    Reader has a request: “Your column on rule breakers was right on target. There’s another issue: drivers that … bully other drivers, the ones who won’t let you merge; drivers who see a lane closure ahead and race forward in that very lane and force their most privileged selves into the very beginning of the merge; drivers who aggressively tailgate in residential neighborhoods when you’re going the speed limit but they want to go faster and can’t because of oncoming traffic or other reasons. We have bully laws for schools and work, but we’ve not addressed the issue of bully drivers. In fact, we who aren’t bullies are so unnerved we even make sure to not react in the smallest way to the bullying lest we (sadly) be at the wrong end of a gun or other violence! It would be great to start talking about better etiquette on the roads with simple courtesy to one another. Can we get the discussion started with you? It would be a great service.”

    Consider the discussion started. Those of you with ideas or knowledge of local laws or approaches that are working, please get in touch.

    All movements have to start somewhere, and maybe this beginning is with all of us promising to quit any rudeness/bullying we ourselves are guilty of and, just as important, speaking up when we’re passengers in cars with drivers who do unacceptable things.

    I’m reminded of Paulo Coelho’s words: “The world is changed by your example, not by your opinion.”

    Let’s get this started.

    © CTW Features

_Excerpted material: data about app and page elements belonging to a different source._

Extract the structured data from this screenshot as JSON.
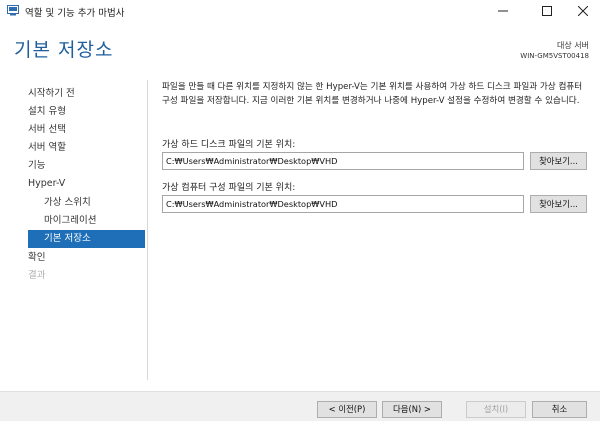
{
  "window": {
    "title": "역할 및 기능 추가 마법사"
  },
  "header": {
    "page_title": "기본 저장소",
    "target_label": "대상 서버",
    "target_name": "WIN-GM5VST00418"
  },
  "nav": {
    "items": [
      {
        "label": "시작하기 전",
        "state": "normal"
      },
      {
        "label": "설치 유형",
        "state": "normal"
      },
      {
        "label": "서버 선택",
        "state": "normal"
      },
      {
        "label": "서버 역할",
        "state": "normal"
      },
      {
        "label": "기능",
        "state": "normal"
      },
      {
        "label": "Hyper-V",
        "state": "normal"
      },
      {
        "label": "가상 스위치",
        "state": "sub"
      },
      {
        "label": "마이그레이션",
        "state": "sub"
      },
      {
        "label": "기본 저장소",
        "state": "selected"
      },
      {
        "label": "확인",
        "state": "normal"
      },
      {
        "label": "결과",
        "state": "disabled"
      }
    ]
  },
  "content": {
    "description": "파일을 만들 때 다른 위치를 지정하지 않는 한 Hyper-V는 기본 위치를 사용하여 가상 하드 디스크 파일과 가상 컴퓨터 구성 파일을 저장합니다. 지금 이러한 기본 위치를 변경하거나 나중에 Hyper-V 설정을 수정하여 변경할 수 있습니다.",
    "vhd_label": "가상 하드 디스크 파일의 기본 위치:",
    "vhd_value": "C:₩Users₩Administrator₩Desktop₩VHD",
    "vm_label": "가상 컴퓨터 구성 파일의 기본 위치:",
    "vm_value": "C:₩Users₩Administrator₩Desktop₩VHD",
    "browse_label": "찾아보기..."
  },
  "footer": {
    "prev_label": "< 이전(P)",
    "next_label": "다음(N) >",
    "install_label": "설치(I)",
    "cancel_label": "취소"
  },
  "colors": {
    "accent": "#1e6fb8",
    "title_blue": "#1f5f9e"
  }
}
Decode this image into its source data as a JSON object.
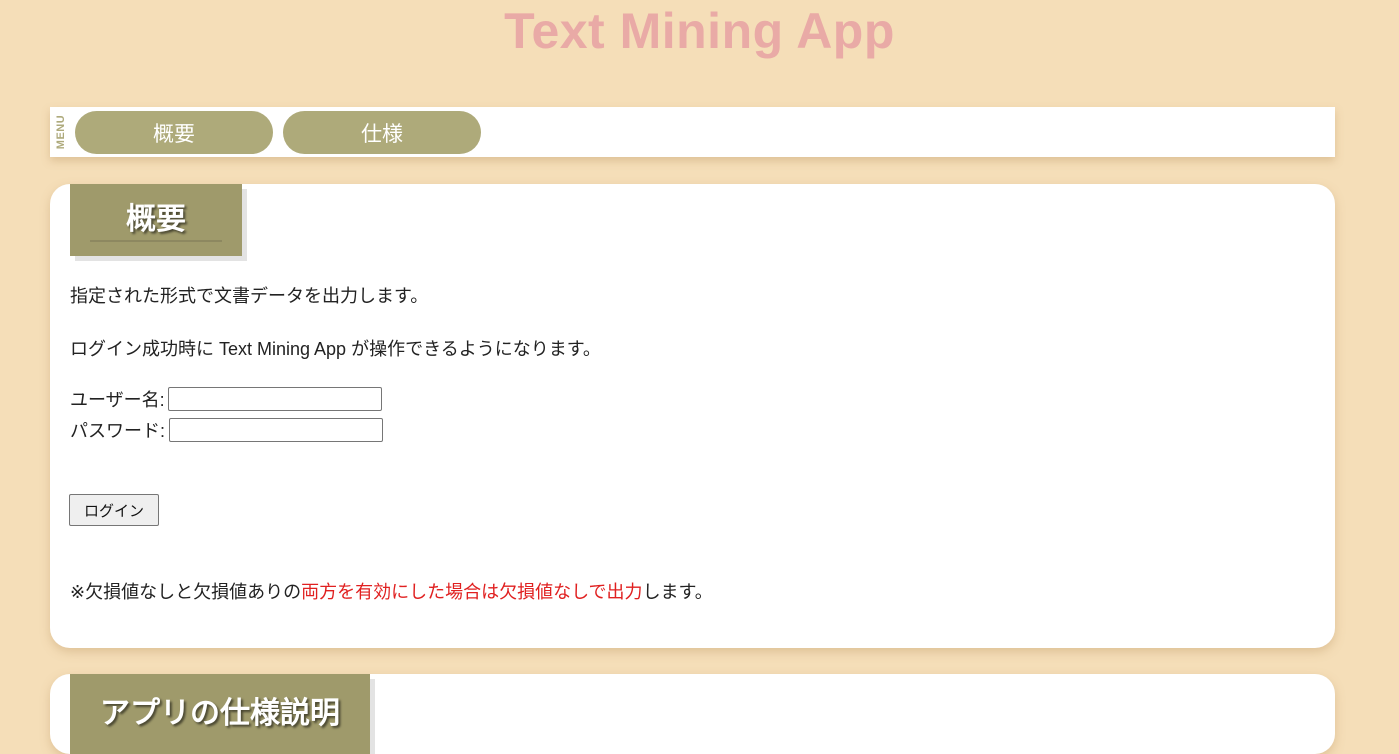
{
  "app": {
    "title": "Text Mining App"
  },
  "menu": {
    "label": "MENU",
    "items": [
      {
        "label": "概要"
      },
      {
        "label": "仕様"
      }
    ]
  },
  "overview": {
    "heading": "概要",
    "paragraphs": [
      "指定された形式で文書データを出力します。",
      "ログイン成功時に Text Mining App が操作できるようになります。"
    ],
    "form": {
      "username_label": "ユーザー名:",
      "username_value": "",
      "password_label": "パスワード:",
      "password_value": "",
      "login_button": "ログイン"
    },
    "note": {
      "prefix": "※欠損値なしと欠損値ありの",
      "highlight": "両方を有効にした場合は欠損値なしで出力",
      "suffix": "します。"
    }
  },
  "spec": {
    "heading": "アプリの仕様説明"
  },
  "colors": {
    "background": "#f5deb8",
    "title": "#e9aaa6",
    "menu_button": "#aeaa7a",
    "heading_box": "#9f9a6b",
    "note_highlight": "#e02020"
  }
}
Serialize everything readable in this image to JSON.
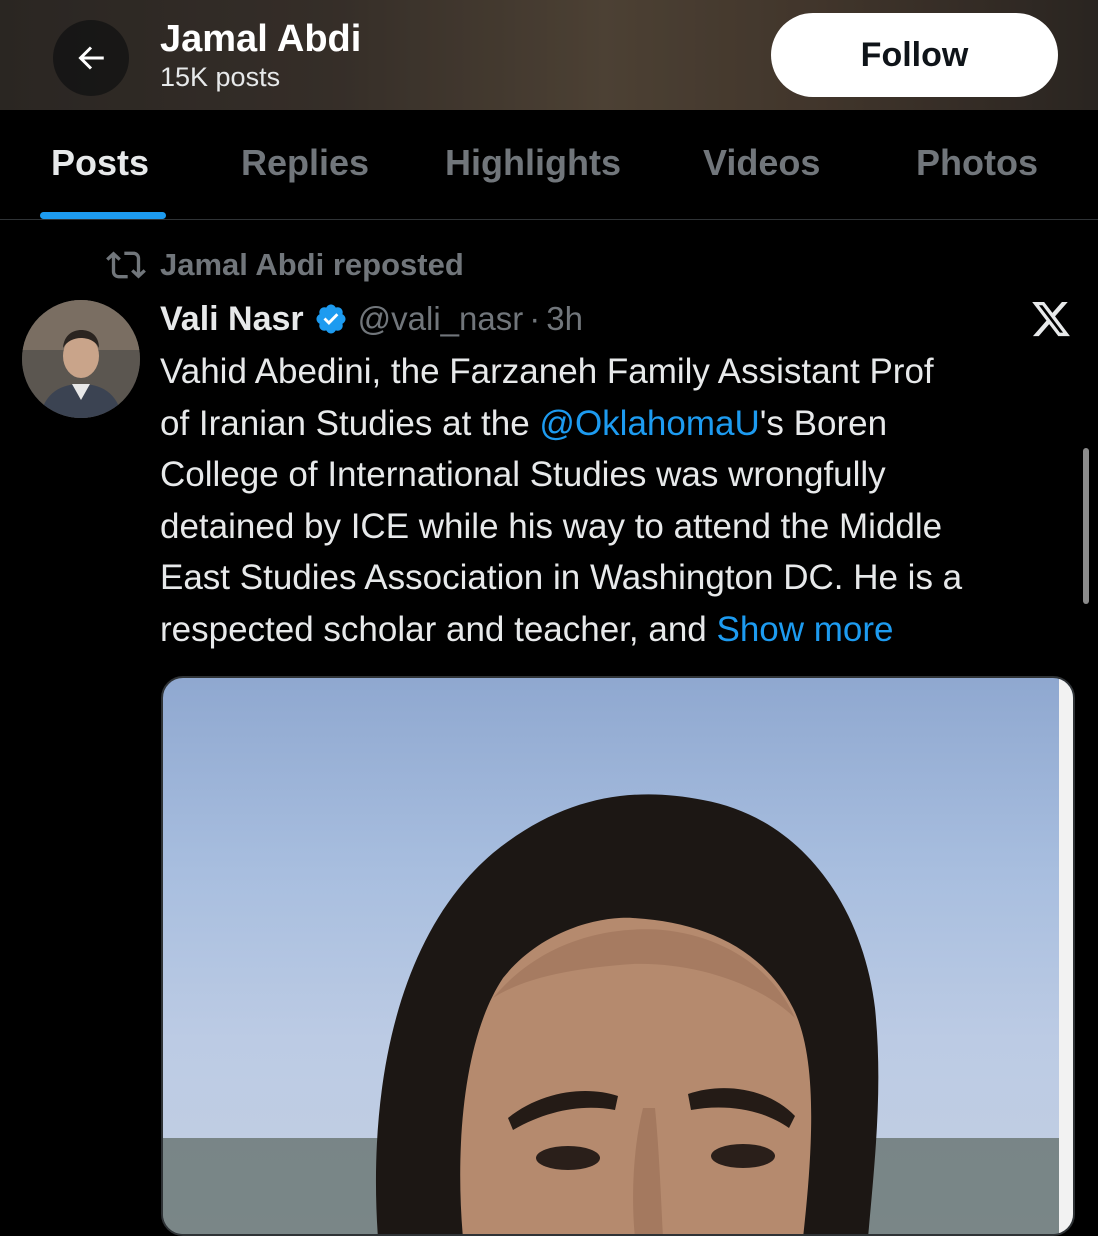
{
  "header": {
    "name": "Jamal Abdi",
    "post_count": "15K posts",
    "follow_label": "Follow"
  },
  "tabs": [
    {
      "label": "Posts",
      "active": true
    },
    {
      "label": "Replies",
      "active": false
    },
    {
      "label": "Highlights",
      "active": false
    },
    {
      "label": "Videos",
      "active": false
    },
    {
      "label": "Photos",
      "active": false
    }
  ],
  "post": {
    "repost_text": "Jamal Abdi reposted",
    "author_name": "Vali Nasr",
    "handle": "@vali_nasr",
    "separator": "·",
    "time": "3h",
    "text_lines": [
      {
        "before": "Vahid Abedini, the Farzaneh Family Assistant Prof"
      },
      {
        "before": "of Iranian Studies at the ",
        "mention": "@OklahomaU",
        "after": "'s Boren"
      },
      {
        "before": "College of International Studies was wrongfully"
      },
      {
        "before": "detained by ICE while his way to attend the Middle"
      },
      {
        "before": "East Studies Association in Washington DC. He is a"
      },
      {
        "before": "respected scholar and teacher, and ",
        "link": "Show more"
      }
    ]
  },
  "icons": {
    "back": "arrow-left-icon",
    "repost": "repost-icon",
    "verified": "verified-badge-icon",
    "x_logo": "x-logo-icon"
  },
  "colors": {
    "accent": "#1d9bf0",
    "muted": "#71767b",
    "text": "#e7e9ea",
    "background": "#000000"
  }
}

    What’s your question? Sharon Peters would like to hear about what’s on your mind when it comes to caring for, driving and repairing your vehicle. Email Sharon@ctwfeatures.com.

    Sharon L. Peters CTW Features